Support Hyperallergic’s independent arts journalism.
At the Metropolitan Museum of Art is an example of the first 88-key piano model built by Steinway & Sons in 1868, its rosewood case containing an inventive cast-iron frame held aloft by three ornate legs. Now in the 21st century, the Steinway factory in Astoria, Queens, continues to produce some of the finest musical instruments in the world, maintaining its historic artisanship while adopting more recent innovations. In his new book Making Steinway, photographer Christopher Payne captures this process of piano building, and contrasts his images with archival views of the factory in 1916.

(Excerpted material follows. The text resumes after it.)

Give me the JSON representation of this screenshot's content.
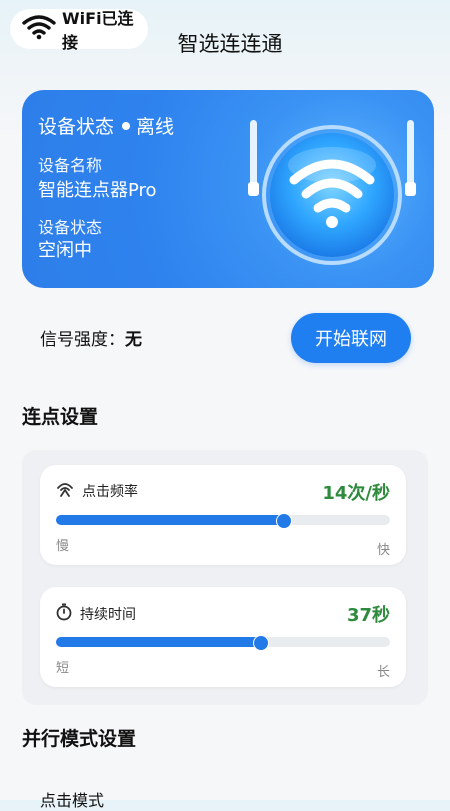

There are more safety goggles, and some newer machines, yet on the whole the juxtaposition of the past and present shows that not too much has changed in how you put together a piano. Making Steinway is a limited-edition publication available from Steinway and Benrubi Gallery, where Payne exhibited some of his Steinway photographs in 2012. The piano company offered Payne extensive access to the factory, where he spent hours with its woodcarvers, action aligners, tone analyzers, and other artisans. His photographs include their portraits, as well as detail shots that linger on each element of the instrument. And there are plenty: each of the 88 keys alone involves 57 individual components for their actions.
The book is arranged chronologically to follow the piano from start to finish, from the fiery plate casting at the O. S. Kelly Foundry in Springfield, Ohio, to the grand chandelier-lit Steinway Hall showroom on West 57th Street (which was sold in 2013, with Steinway relocating in 2014). Along the way, the activity of the 440,000-square-foot factory is the focus, emphasizing the human touch that guides each step of the year-long process that goes into one instrument. Although there are some textual notes, the book is on the whole a visual narrative. (For more in-depth writing on the Steinway construction, I’d direct you to James Barron’s thorough 2006 book Piano: The Making of a Steinway Concert Grand.)
Payne is likely better known for his images of abandoned places, like the decaying Kirkbride Plan asylums exhibited at Benrubi Gallery earlier this year (covered on Hyperallergic), or the overgrown ruins of North Brother Island in the East River. The Steinway images, albeit populated with workers, share with these series an appreciation for the human interactions with spaces.
“My new work is really an extension of the old, a celebration of manufacturing and craftsmanship that is happening in the present instead of the past,” Payne told Hyperallergic. “I first toured the Steinway factory in 2002, while still working as an architect, and for many years I kept thinking about what I had seen, given my interest in assembly and appreciation of the built form. After my father and grandmother passed away — both were pianists — my memories of the factory took on a more profound, spiritual importance, and I felt an obligation to return to take pictures of the instrument so deeply connected to my family.”
The Steinway factory offers regular public tours, but for those who may never step inside its walls, Payne’s photographs sharply chronicle, piece by piece, the incredible work that goes into creating a piano.
Making Steinway by Christopher Payne is out now from Steinway and the Benrubi Gallery.
This week, LA’s new Academy Museum, the intersections of anti-Blackness and anti-fatness, a largely unknown 19th century Black theater in NYC, sign language interpreters, and more.
Titian’s paintings are masterpieces, with all the complications of the term.
Through “Historic Site,” an 8-foot-tall plaque and Historic Sight, a year-long rotating exhibition in Pittsburgh, the Black Cube Fellows investigate how history is constructed, remembered, and retold.
Lawson’s images, and the ways that she has discussed her process, seem to be actively reproducing the kind of big-dick energy power dynamics of White male artists who also claim mastery over their subject matter.
Jenkins’s new short film, the centerpiece of a MoMI exhibit on The Underground Railroad, uses his signature techniques to confront the viewer.
Romanticism to Ruin: Two Lost Works of Sullivan and Wright memorializes Chicago’s Garrick Theatre and Buffalo’s Larkin Building, which were razed to build a parking lot and a truck stop.